In Search of a Humane Death
The legalization of euthanasia would be a compassionate act, and the need for it is increasingly urgent. Modern science is creating wonderful techniques, cures, and machines that are saving the lives of millions. Humans now need to lose their arrogance and grant others the right to choose a peaceful and merciful death. After all, the term euthanasia comes from the Greek word meaning "good death." Thus, euthanasia should not be considered an evil, but a "good" and calm way to leave this world. No matter how much we wish to believe they are immortal, we must realize that our bodies cannot sustain life infinitely.
Branegan, Jay. "I Want to Draw the Line Myself." Time 17 Mar. 1997: 30.
Caplan, Arthur L. "Future Directions in Medical Ethics." Microsoft Encarta 4.0 (2000). Microsoft. CD-ROM.
Goodman, Ellen. "Who Lives? Who Dies? Who Decides?" Rpt. in Current Issues & Enduring Questions. Ed. Sylvan Barnet and Hugo Bedau. Boston: Bedford/St. Martin's, 1999. 560-566.
Huttman, Barbara. "A Crime of Compassion." Rpt. in Current Issues & Enduring Questions. Ed. Sylvan Barnet and Hugo Bedau. Boston: Bedford/St. Martin's, 1999. 555-557.
Marker, Rita L. "Kids and Euthanasia." Human Life Review 26 (2000): 30-36.
Schaeffer, Pamela. "Rigali Intervenes: Feeding Tube Must Stay." National Catholic Reporter 37 (2000): 5-7.
Margaret Alford: "My name is Maggie Alford and I am a junior at Millersville University. I spent my freshmen year of college at James Madison University and because of financial reasons, had to transfer. I am a history major and a business minor, and like most students, I have no idea what I want to do after I graduate. One of the many occupations that I have often thought of pursuing is a career in writing. I have major interests in history and romance, so my dream is to write a historical romance novel.

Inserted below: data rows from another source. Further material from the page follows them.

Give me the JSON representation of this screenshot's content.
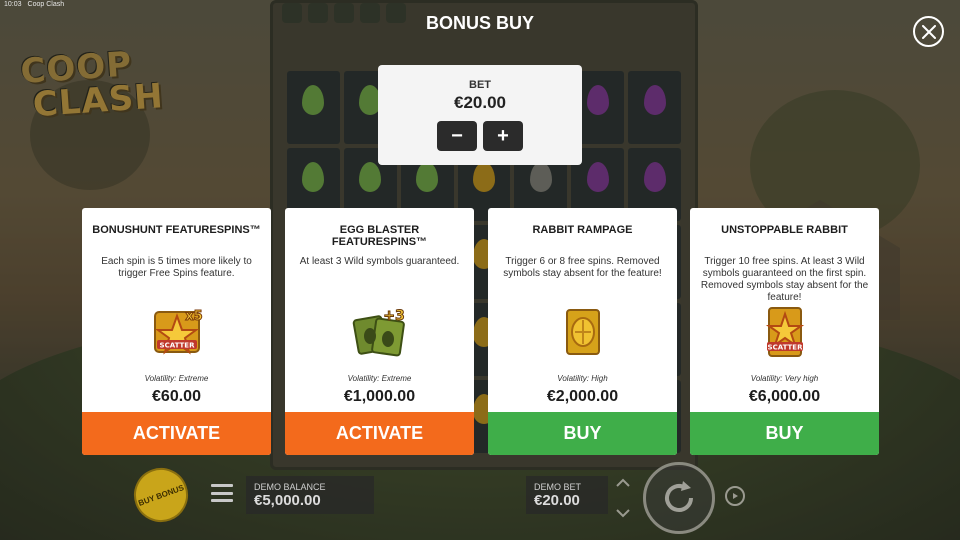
{
  "status_bar": {
    "time": "10:03",
    "window_title": "Coop Clash"
  },
  "logo": {
    "line1": "COOP",
    "line2": "CLASH"
  },
  "header": {
    "title": "BONUS BUY",
    "close_icon": "close-icon"
  },
  "bet": {
    "label": "BET",
    "value": "€20.00",
    "decrease_label": "−",
    "increase_label": "+"
  },
  "cards": [
    {
      "name": "BONUSHUNT FEATURESPINS™",
      "description": "Each spin is 5 times more likely to trigger Free Spins feature.",
      "icon": "scatter-x5-icon",
      "volatility": "Volatility: Extreme",
      "price": "€60.00",
      "button": "ACTIVATE",
      "button_color": "#f36a1c"
    },
    {
      "name": "EGG BLASTER FEATURESPINS™",
      "description": "At least 3 Wild symbols guaranteed.",
      "icon": "wild-plus3-icon",
      "volatility": "Volatility: Extreme",
      "price": "€1,000.00",
      "button": "ACTIVATE",
      "button_color": "#f36a1c"
    },
    {
      "name": "RABBIT RAMPAGE",
      "description": "Trigger 6 or 8 free spins. Removed symbols stay absent for the feature!",
      "icon": "golden-egg-card-icon",
      "volatility": "Volatility: High",
      "price": "€2,000.00",
      "button": "BUY",
      "button_color": "#3fae49"
    },
    {
      "name": "UNSTOPPABLE RABBIT",
      "description": "Trigger 10 free spins. At least 3 Wild symbols guaranteed on the first spin. Removed symbols stay absent for the feature!",
      "icon": "scatter-card-icon",
      "volatility": "Volatility: Very high",
      "price": "€6,000.00",
      "button": "BUY",
      "button_color": "#3fae49"
    }
  ],
  "bottom_bar": {
    "buy_bonus_label": "BUY BONUS",
    "balance_label": "DEMO BALANCE",
    "balance_value": "€5,000.00",
    "bet_label": "DEMO BET",
    "bet_value": "€20.00"
  },
  "colors": {
    "orange_button": "#f36a1c",
    "green_button": "#3fae49",
    "card_bg": "#ffffff",
    "bet_panel_bg": "#f4f4f4"
  }
}
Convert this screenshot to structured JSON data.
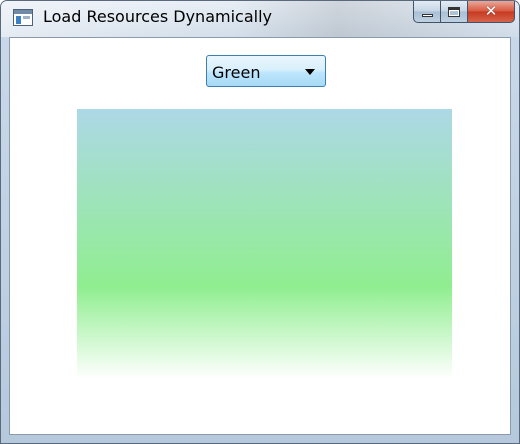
{
  "window": {
    "title": "Load Resources Dynamically",
    "icon": "app-window-icon",
    "caption_buttons": {
      "minimize": "minimize-icon",
      "maximize": "maximize-icon",
      "close": "close-icon",
      "close_glyph": "✕"
    }
  },
  "combo": {
    "selected": "Green",
    "icon": "chevron-down-icon"
  },
  "gradient": {
    "colors": [
      "#add8e6",
      "#90ee90",
      "#ffffff"
    ]
  }
}
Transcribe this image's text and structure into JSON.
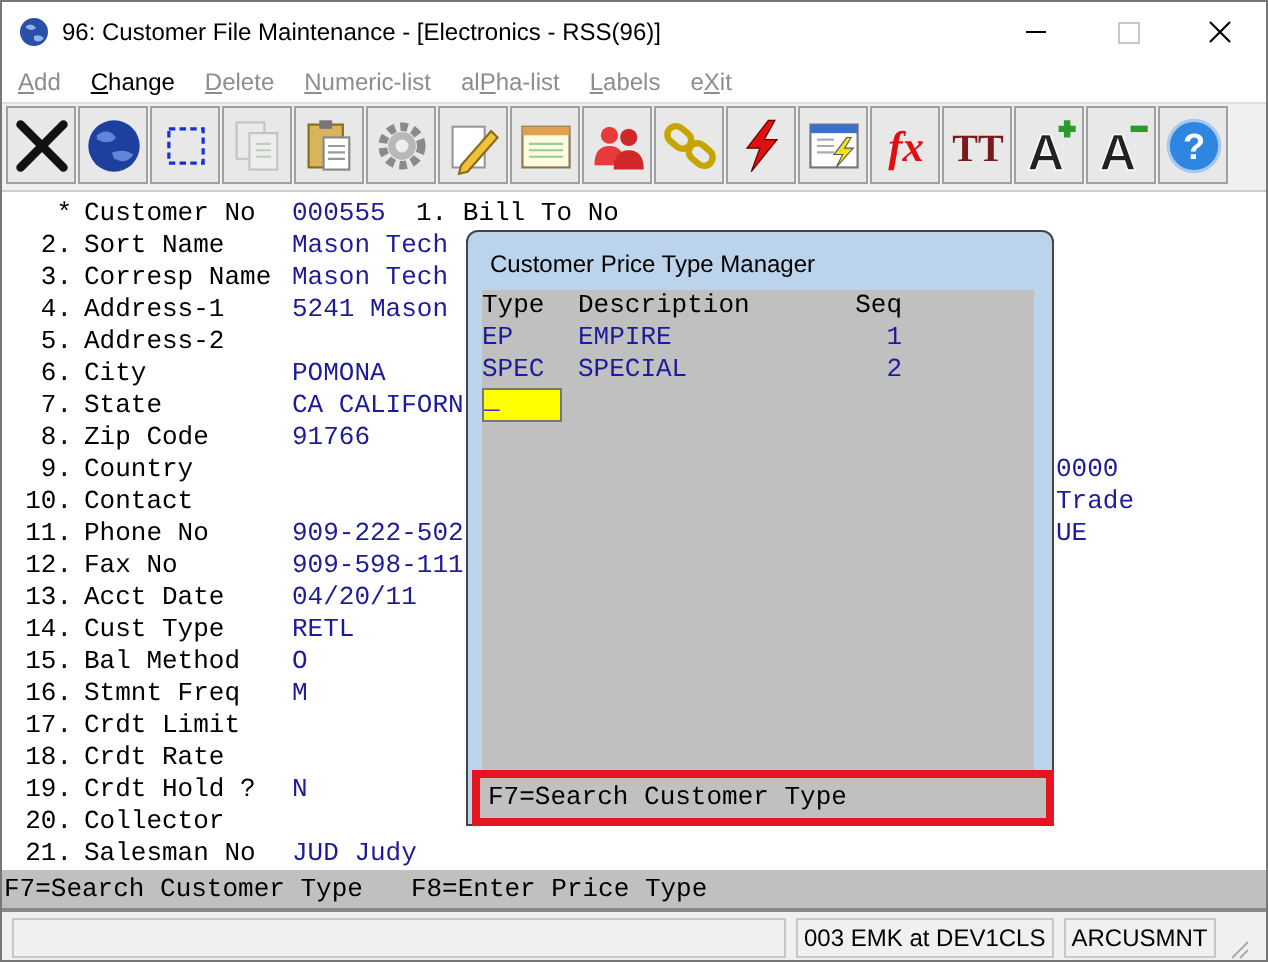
{
  "window": {
    "title": "96: Customer File Maintenance - [Electronics - RSS(96)]",
    "maximize_disabled": true
  },
  "menu": [
    {
      "key": "A",
      "post": "dd",
      "disabled": true
    },
    {
      "key": "C",
      "post": "hange",
      "disabled": false
    },
    {
      "key": "D",
      "post": "elete",
      "disabled": true
    },
    {
      "key": "N",
      "post": "umeric-list",
      "disabled": true
    },
    {
      "pre": "al",
      "key": "P",
      "post": "ha-list",
      "disabled": true
    },
    {
      "key": "L",
      "post": "abels",
      "disabled": true
    },
    {
      "pre": "e",
      "key": "X",
      "post": "it",
      "disabled": true
    }
  ],
  "toolbar": [
    {
      "kind": "close",
      "disabled": false
    },
    {
      "kind": "globe",
      "disabled": false
    },
    {
      "kind": "select",
      "disabled": false
    },
    {
      "kind": "copy",
      "disabled": true
    },
    {
      "kind": "paste",
      "disabled": false
    },
    {
      "kind": "gear",
      "disabled": false
    },
    {
      "kind": "pencil",
      "disabled": false
    },
    {
      "kind": "notepad",
      "disabled": false
    },
    {
      "kind": "people",
      "disabled": false
    },
    {
      "kind": "chain",
      "disabled": false
    },
    {
      "kind": "lightning",
      "disabled": false
    },
    {
      "kind": "window-lightning",
      "disabled": false
    },
    {
      "kind": "fx",
      "glyph": "fx",
      "disabled": false
    },
    {
      "kind": "font",
      "glyph": "TT",
      "disabled": false
    },
    {
      "kind": "font-plus",
      "glyph": "A",
      "disabled": false
    },
    {
      "kind": "font-minus",
      "glyph": "A",
      "disabled": false
    },
    {
      "kind": "help",
      "glyph": "?",
      "disabled": false
    }
  ],
  "form": [
    {
      "num": "*",
      "label": "Customer No",
      "value": "000555",
      "side": {
        "kind": "near",
        "text": "1. Bill To No"
      }
    },
    {
      "num": "2.",
      "label": "Sort Name",
      "value": "Mason Tech"
    },
    {
      "num": "3.",
      "label": "Corresp Name",
      "value": "Mason Tech"
    },
    {
      "num": "4.",
      "label": "Address-1",
      "value": "5241 Mason"
    },
    {
      "num": "5.",
      "label": "Address-2"
    },
    {
      "num": "6.",
      "label": "City",
      "value": "POMONA"
    },
    {
      "num": "7.",
      "label": "State",
      "value": "CA CALIFORN"
    },
    {
      "num": "8.",
      "label": "Zip Code",
      "value": "91766"
    },
    {
      "num": "9.",
      "label": "Country",
      "side": {
        "kind": "far",
        "text": "0000"
      }
    },
    {
      "num": "10.",
      "label": "Contact",
      "side": {
        "kind": "far",
        "text": " Trade"
      }
    },
    {
      "num": "11.",
      "label": "Phone No",
      "value": "909-222-502",
      "side": {
        "kind": "far",
        "text": "UE"
      }
    },
    {
      "num": "12.",
      "label": "Fax No",
      "value": "909-598-111"
    },
    {
      "num": "13.",
      "label": "Acct Date",
      "value": "04/20/11"
    },
    {
      "num": "14.",
      "label": "Cust Type",
      "value": "RETL"
    },
    {
      "num": "15.",
      "label": "Bal Method",
      "value": "O"
    },
    {
      "num": "16.",
      "label": "Stmnt Freq",
      "value": "M"
    },
    {
      "num": "17.",
      "label": "Crdt Limit"
    },
    {
      "num": "18.",
      "label": "Crdt Rate"
    },
    {
      "num": "19.",
      "label": "Crdt Hold ?",
      "value": "N"
    },
    {
      "num": "20.",
      "label": "Collector"
    },
    {
      "num": "21.",
      "label": "Salesman No",
      "value": "JUD Judy"
    }
  ],
  "function_keys": [
    "F7=Search Customer Type",
    "F8=Enter Price Type"
  ],
  "dialog": {
    "title": "Customer Price Type Manager",
    "columns": [
      "Type",
      "Description",
      "Seq"
    ],
    "rows": [
      [
        "EP",
        "EMPIRE",
        "1"
      ],
      [
        "SPEC",
        "SPECIAL",
        "2"
      ]
    ],
    "input": {
      "value": "_"
    },
    "hint": "F7=Search Customer Type",
    "hint_highlighted": true
  },
  "status_bar": {
    "user": "003 EMK at DEV1CLS",
    "program": "ARCUSMNT"
  }
}
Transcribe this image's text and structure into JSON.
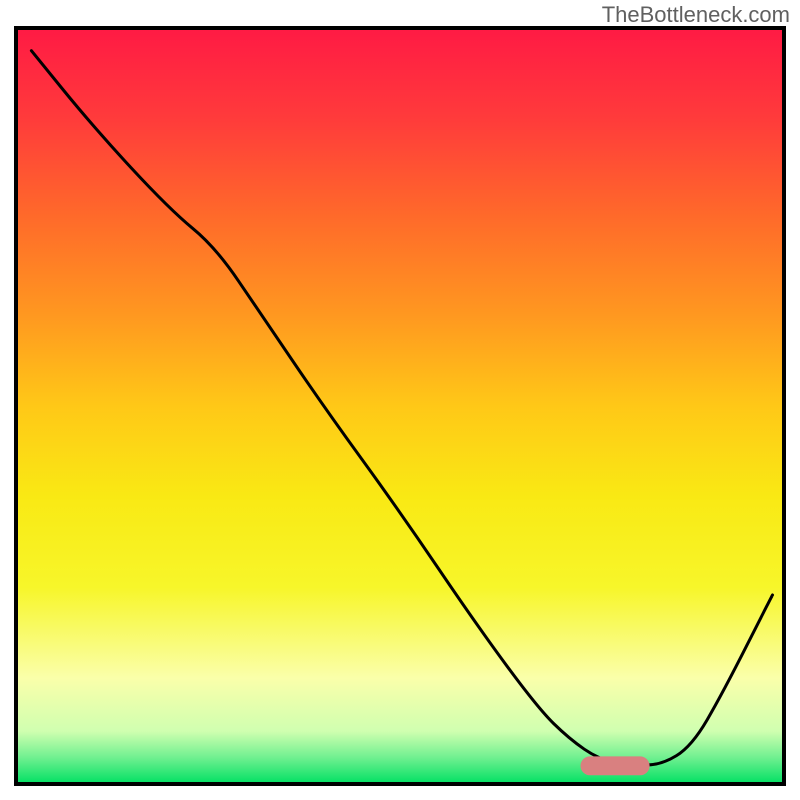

I am very flattered that my essay was chosen by the student staff of e-Vision. I never expected "Euthanasia: A Compassionate Crime," to be honored in this way. Having very strong feelings about the legalization of certain forms of euthanasia, I was actually excited to be able to write a paper on the subject. When my teacher, Mr. Sherman, told the class that he wanted us to explore different approaches to page layout, I was even more excited. Fortunately, I had the availability of a computer with amazing graphics. The pictures that I chose for my paper were extremely heart wrenching, but they added sentiment to the paper. The quotes that I found about euthanasia, from some of the most famous scholars, helped my arguments as well. I have to be honest and say that the paper was time-consuming, but it helps that the subject was something that I cared about. I hope that my paper will be a help to anyone that reads it!"